Task
Scan the listing below. Return every line containing the string "LPBA".

The data
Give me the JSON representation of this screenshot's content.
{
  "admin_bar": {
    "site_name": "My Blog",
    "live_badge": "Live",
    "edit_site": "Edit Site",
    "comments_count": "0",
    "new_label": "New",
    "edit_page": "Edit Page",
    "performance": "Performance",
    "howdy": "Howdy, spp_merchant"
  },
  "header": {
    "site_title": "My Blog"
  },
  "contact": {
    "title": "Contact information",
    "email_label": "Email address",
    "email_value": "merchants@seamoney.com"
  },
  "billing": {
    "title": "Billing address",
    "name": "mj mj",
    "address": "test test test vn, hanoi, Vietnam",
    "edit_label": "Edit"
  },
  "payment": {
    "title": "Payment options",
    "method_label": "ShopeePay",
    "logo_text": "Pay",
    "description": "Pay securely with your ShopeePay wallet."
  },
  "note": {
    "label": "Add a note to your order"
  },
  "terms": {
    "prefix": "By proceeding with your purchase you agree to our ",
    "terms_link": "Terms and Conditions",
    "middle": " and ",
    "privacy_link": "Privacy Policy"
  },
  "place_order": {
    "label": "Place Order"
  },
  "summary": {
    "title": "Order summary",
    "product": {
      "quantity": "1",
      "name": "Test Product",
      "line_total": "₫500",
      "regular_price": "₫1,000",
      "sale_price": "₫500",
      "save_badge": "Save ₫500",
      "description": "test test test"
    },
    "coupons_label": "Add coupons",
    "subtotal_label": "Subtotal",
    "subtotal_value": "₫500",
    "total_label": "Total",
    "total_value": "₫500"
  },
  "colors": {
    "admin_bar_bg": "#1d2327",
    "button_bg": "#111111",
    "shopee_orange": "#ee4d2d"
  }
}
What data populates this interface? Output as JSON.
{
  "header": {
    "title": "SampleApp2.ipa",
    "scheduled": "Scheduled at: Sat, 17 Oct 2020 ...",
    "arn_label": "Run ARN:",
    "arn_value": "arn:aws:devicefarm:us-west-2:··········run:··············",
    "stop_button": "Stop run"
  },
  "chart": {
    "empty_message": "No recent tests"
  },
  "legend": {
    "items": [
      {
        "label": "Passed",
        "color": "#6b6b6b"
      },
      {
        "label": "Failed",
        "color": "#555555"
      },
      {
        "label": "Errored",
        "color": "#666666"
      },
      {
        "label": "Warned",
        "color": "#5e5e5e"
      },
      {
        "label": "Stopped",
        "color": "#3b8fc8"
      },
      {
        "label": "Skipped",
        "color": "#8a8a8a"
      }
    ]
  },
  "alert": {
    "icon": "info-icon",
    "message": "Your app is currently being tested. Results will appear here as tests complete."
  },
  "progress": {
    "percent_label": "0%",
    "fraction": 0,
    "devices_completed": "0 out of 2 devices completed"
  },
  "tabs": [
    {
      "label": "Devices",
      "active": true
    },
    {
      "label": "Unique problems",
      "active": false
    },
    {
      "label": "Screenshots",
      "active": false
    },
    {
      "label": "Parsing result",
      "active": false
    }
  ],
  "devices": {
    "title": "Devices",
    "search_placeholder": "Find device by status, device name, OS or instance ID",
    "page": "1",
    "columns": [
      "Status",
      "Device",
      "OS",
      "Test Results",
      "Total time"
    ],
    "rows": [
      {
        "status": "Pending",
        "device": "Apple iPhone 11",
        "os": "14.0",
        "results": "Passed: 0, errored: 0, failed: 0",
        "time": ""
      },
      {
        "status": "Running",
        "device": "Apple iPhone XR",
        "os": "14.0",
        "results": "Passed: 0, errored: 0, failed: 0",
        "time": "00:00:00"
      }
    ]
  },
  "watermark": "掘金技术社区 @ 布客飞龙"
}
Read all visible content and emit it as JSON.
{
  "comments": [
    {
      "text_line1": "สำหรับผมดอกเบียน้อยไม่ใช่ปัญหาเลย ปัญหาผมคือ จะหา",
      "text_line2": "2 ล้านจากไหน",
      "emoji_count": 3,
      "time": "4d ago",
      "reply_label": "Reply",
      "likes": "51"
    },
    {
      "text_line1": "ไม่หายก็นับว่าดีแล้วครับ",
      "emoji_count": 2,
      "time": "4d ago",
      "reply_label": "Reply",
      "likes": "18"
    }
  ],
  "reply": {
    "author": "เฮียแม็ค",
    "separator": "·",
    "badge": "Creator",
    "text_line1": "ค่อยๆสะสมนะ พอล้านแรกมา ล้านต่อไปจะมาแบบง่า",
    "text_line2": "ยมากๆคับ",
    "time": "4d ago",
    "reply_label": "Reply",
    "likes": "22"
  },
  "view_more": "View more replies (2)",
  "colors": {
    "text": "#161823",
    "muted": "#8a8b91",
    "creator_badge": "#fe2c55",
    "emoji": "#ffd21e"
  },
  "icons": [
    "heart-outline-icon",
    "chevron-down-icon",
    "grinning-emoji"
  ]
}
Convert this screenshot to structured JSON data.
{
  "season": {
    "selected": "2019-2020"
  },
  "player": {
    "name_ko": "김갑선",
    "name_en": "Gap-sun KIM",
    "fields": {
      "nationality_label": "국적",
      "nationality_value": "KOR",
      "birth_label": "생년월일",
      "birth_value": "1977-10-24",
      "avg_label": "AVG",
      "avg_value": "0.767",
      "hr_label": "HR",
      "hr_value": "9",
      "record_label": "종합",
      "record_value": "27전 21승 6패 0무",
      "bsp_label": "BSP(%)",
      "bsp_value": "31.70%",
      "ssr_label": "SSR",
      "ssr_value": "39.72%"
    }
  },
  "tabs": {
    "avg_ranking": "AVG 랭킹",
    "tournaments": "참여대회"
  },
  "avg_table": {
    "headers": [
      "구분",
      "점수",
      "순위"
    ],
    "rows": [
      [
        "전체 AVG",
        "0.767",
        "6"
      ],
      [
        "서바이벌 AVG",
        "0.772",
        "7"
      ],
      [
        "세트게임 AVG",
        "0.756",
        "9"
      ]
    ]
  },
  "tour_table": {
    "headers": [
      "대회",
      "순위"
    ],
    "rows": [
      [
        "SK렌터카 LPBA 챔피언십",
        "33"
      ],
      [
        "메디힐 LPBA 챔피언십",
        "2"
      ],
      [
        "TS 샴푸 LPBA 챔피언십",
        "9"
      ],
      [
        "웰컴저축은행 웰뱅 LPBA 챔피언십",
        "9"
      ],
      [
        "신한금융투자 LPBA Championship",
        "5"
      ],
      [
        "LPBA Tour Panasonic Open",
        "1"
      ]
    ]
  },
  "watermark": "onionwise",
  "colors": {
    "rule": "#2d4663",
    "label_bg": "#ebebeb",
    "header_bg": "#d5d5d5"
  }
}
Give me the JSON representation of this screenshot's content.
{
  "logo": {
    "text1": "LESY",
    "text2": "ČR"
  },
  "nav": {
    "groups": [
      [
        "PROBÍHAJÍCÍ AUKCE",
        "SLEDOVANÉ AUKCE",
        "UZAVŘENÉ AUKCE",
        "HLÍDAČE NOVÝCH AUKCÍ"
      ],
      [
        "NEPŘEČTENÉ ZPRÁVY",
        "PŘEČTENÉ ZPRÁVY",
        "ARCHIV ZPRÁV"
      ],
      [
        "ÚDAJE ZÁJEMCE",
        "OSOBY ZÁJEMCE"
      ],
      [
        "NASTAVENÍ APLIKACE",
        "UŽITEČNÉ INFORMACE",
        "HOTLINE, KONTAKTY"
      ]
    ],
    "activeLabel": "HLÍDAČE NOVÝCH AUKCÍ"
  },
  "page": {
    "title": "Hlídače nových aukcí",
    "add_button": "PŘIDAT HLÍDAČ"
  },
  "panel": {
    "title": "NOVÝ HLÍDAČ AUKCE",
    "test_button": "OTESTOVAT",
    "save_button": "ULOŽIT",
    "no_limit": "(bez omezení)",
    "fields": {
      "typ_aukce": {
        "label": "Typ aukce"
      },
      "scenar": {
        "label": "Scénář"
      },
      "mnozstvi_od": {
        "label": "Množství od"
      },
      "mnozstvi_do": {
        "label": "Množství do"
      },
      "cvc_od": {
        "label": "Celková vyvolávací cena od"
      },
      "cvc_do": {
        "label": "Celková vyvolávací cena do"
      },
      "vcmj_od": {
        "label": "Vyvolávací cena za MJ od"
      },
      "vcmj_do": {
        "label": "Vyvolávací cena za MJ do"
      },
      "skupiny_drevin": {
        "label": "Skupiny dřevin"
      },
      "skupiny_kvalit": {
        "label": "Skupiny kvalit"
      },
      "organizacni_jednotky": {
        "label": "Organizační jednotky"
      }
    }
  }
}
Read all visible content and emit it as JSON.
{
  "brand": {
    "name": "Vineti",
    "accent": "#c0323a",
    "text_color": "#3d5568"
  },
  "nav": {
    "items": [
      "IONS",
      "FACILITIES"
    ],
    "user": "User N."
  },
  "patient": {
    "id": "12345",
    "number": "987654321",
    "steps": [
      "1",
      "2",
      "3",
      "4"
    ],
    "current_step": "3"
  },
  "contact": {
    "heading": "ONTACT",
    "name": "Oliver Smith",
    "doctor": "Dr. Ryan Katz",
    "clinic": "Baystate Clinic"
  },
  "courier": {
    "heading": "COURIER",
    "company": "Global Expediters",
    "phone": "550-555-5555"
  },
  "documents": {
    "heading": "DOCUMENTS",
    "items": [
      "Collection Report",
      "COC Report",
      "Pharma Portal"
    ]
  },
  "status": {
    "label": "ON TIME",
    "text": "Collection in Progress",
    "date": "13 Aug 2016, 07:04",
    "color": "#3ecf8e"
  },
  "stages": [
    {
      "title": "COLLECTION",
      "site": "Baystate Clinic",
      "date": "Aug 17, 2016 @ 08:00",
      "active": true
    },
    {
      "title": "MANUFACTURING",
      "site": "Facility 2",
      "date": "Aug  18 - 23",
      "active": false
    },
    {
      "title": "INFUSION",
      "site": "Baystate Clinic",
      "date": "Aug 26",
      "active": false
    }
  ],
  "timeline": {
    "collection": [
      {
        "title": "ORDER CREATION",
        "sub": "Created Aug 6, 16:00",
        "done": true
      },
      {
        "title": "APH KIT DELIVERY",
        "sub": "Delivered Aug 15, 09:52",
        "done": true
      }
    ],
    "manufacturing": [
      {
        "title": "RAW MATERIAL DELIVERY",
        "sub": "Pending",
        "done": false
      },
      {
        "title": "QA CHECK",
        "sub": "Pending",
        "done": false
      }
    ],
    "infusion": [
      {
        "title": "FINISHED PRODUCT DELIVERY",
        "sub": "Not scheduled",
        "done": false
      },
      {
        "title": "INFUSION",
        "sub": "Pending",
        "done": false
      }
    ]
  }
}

Response
        "SK렌터카 LPBA 챔피언십",
        "메디힐 LPBA 챔피언십",
        "TS 샴푸 LPBA 챔피언십",
        "웰컴저축은행 웰뱅 LPBA 챔피언십",
        "신한금융투자 LPBA Championship",
        "LPBA Tour Panasonic Open",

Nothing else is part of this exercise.